The Big Sky is a stereo-in and -out device via its unbalanced 1/4-inch inputs on the back. For most of my testing, I had it connected to a pair of aux sends on a mixing console and returned to a stereo channel. In fact, the Cab Filter switch on the back is included to give an amplified sound when the pedal is being used in the studio. There are also MIDI-in and -out ports for further studio or live electronics integration. These can be used for tempo-syncing pre-delay, full CC parameter control, program changes and patch storage. The Big Sky boasts 100 banks with three presets each.
The A, B and C footswitches across the bottom of the front panel select which of the three presets per bank is being used. A green LED above each switch turns orange when you change a parameter and returns to green if a setting matches the original preset. These footswitches can also be held for some interesting infinite-sustain and freeze techniques that let an effect ring out while new notes are played on top of the reverb. Most parameters can be adjusted using the nine knobs on the front panel, but there are some parameters that require a little bit of menu diving. An infinite push-button knob labeled Type is used for picking the reverb type and also storing patches. Another knob of this style labeled Value is used for going further into menus for adjusting parameters that are not assigned to the Param 1 and 2 knobs. Either one of these two parameter knobs can easily be assigned per patch to whatever parameter is most useful for tweaking. Controls for decay, pre-delay and mix are pretty self-explanatory, and the knobs also control feedback for Nonlinear and Magneto, a tape delay modeler. Each reverb has a different decay range specific to the effect. A simple tone control is like a low-pass filter without resonance, and another control, Mod, incorporates modulation for some far-out sounds.

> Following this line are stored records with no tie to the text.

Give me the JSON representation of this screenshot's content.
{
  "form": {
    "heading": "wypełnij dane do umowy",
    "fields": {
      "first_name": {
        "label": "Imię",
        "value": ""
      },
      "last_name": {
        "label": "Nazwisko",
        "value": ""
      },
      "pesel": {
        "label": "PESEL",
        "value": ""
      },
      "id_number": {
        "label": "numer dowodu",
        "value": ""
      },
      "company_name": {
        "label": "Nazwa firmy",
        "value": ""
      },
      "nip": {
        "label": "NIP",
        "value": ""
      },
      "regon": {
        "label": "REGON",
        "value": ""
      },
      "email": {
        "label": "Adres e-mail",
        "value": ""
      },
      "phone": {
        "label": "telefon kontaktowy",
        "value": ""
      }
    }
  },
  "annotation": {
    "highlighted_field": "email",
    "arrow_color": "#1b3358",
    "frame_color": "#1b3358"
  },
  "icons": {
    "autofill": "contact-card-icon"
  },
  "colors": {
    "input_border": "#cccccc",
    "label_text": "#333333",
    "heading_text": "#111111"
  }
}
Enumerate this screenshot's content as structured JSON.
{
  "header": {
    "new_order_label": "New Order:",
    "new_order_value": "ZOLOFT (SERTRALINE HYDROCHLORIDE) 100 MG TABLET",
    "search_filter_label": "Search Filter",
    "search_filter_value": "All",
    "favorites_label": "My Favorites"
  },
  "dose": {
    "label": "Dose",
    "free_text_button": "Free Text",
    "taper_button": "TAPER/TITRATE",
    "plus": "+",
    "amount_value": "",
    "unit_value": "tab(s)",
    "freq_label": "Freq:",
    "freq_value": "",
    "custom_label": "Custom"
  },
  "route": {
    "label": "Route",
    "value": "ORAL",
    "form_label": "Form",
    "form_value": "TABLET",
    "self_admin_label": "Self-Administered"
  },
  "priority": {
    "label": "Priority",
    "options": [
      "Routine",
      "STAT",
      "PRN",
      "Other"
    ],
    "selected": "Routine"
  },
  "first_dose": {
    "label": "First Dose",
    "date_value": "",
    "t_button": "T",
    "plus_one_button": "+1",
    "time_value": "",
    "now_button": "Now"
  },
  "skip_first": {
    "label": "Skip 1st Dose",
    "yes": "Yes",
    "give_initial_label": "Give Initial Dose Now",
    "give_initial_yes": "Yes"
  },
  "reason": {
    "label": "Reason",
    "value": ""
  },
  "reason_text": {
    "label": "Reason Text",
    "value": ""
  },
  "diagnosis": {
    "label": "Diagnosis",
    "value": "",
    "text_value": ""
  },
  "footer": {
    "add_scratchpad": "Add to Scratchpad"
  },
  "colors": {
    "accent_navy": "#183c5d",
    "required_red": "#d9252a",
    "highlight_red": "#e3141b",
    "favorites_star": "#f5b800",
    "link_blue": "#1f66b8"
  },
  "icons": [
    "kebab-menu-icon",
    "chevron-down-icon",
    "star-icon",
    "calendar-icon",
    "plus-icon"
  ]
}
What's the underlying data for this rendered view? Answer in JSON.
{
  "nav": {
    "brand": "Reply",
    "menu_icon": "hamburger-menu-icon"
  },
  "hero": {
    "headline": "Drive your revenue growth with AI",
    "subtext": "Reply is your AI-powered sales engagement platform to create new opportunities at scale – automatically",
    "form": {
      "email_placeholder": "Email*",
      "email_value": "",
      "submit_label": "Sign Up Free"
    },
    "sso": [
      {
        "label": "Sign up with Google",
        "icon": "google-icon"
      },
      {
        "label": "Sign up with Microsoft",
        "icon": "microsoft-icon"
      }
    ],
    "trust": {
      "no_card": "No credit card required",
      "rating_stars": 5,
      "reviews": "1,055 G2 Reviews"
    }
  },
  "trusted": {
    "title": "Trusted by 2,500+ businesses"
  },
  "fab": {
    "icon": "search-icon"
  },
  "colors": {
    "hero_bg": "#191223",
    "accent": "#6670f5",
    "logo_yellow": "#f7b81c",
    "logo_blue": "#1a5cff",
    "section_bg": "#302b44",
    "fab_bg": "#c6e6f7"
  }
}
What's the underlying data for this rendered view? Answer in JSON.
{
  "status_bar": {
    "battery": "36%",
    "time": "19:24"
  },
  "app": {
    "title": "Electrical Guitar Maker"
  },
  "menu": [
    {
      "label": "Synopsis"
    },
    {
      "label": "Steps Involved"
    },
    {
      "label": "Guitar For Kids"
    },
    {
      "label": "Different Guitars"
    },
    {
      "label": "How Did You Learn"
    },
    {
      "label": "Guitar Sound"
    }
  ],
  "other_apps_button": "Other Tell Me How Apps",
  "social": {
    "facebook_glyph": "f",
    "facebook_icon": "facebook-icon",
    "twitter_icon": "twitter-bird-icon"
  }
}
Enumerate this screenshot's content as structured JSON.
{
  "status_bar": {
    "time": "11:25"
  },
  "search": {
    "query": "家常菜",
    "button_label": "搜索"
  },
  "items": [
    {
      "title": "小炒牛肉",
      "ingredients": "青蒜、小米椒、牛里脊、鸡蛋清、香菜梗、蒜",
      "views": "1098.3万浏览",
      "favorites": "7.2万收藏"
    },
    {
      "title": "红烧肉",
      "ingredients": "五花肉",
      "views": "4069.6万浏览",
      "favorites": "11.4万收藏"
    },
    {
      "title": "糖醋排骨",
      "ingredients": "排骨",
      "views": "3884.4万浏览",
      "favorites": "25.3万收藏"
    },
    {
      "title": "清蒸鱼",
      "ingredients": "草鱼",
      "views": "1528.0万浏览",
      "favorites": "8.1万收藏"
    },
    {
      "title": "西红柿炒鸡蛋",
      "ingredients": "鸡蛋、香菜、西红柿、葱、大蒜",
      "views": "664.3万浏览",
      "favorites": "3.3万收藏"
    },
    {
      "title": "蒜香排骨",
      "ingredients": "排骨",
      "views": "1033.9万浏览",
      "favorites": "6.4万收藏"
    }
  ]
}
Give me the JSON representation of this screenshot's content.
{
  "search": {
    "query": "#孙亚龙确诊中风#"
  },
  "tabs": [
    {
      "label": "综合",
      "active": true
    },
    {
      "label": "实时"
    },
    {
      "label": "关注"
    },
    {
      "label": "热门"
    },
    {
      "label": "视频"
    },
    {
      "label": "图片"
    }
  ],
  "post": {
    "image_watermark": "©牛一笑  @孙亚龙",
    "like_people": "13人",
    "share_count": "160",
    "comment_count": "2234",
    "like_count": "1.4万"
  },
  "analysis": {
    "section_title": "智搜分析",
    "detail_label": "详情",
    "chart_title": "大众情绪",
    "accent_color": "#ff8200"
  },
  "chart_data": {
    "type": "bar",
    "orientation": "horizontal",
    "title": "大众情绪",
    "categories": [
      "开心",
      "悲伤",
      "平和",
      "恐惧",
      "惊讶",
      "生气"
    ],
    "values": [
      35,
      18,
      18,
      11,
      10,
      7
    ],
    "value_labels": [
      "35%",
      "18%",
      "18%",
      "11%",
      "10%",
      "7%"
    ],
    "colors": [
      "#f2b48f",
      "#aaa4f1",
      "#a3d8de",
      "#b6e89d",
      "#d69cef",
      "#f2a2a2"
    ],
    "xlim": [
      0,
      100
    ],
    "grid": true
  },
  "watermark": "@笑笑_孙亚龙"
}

The 12 presets consist of some classic styles such as room, hall, plate and spring in addition to some unique flavors called Swell, Bloom, Cloud, Chorale, Shimmer, Magneto, Nonlinear and Reflections. The more traditional ones are capable of a variety of sizes, and all have a low-end control, which I kept turned down; I found the lows clouded up the mix. Besides that, all of the presets sounded very good. Swell mode introduces the reverb slowly behind the dry signal or vice versa. Bloom excels at producing a reverb that builds slowly, allowing it be placed loud in the mix without interfering; the additional adjustments of tone, feedback and modulation helped to make this an interesting special effect. Cloud is a big ambient reverb capable of a very long decay, useful for creating pads out of anything. I found Chorale one of the most useful, as it produces the effect of someone, or several people, singing aahs and ohs of the same tonalities as the source. Shimmer is also very interesting, which adds two different pitch-shifted intervals to create either a nice pad or even something like a one-note string patch, and provides a multitude of harmonic possibilities. The Magneto machine is a decent delay with a lot of options to clone various styles of multi-head tape echo. Nonlinear is great for strange effects like reverse reverb. There's no telling what this might do to an incoming signal—which is a good thing. Finally, Reflections creates a psychoacoustic and realistic 3D room where you can place your amp in any position. This is definitely worthy of experimentation with headphones on.
I was very impressed with both the sound of each type of reverb and the deep possibilities for each effect. The ability to generate pads and string-like sounds from any material, keeping it in tune with a song, is a huge bonus. I never found the unit to add unwanted noise. The build quality is good, if maybe a little bit too lightweight (if that's possible) thanks to the aluminum case. It's a great unit for the studio, and it'll work fantastically on stage as well.
Ease of use: 3.5/5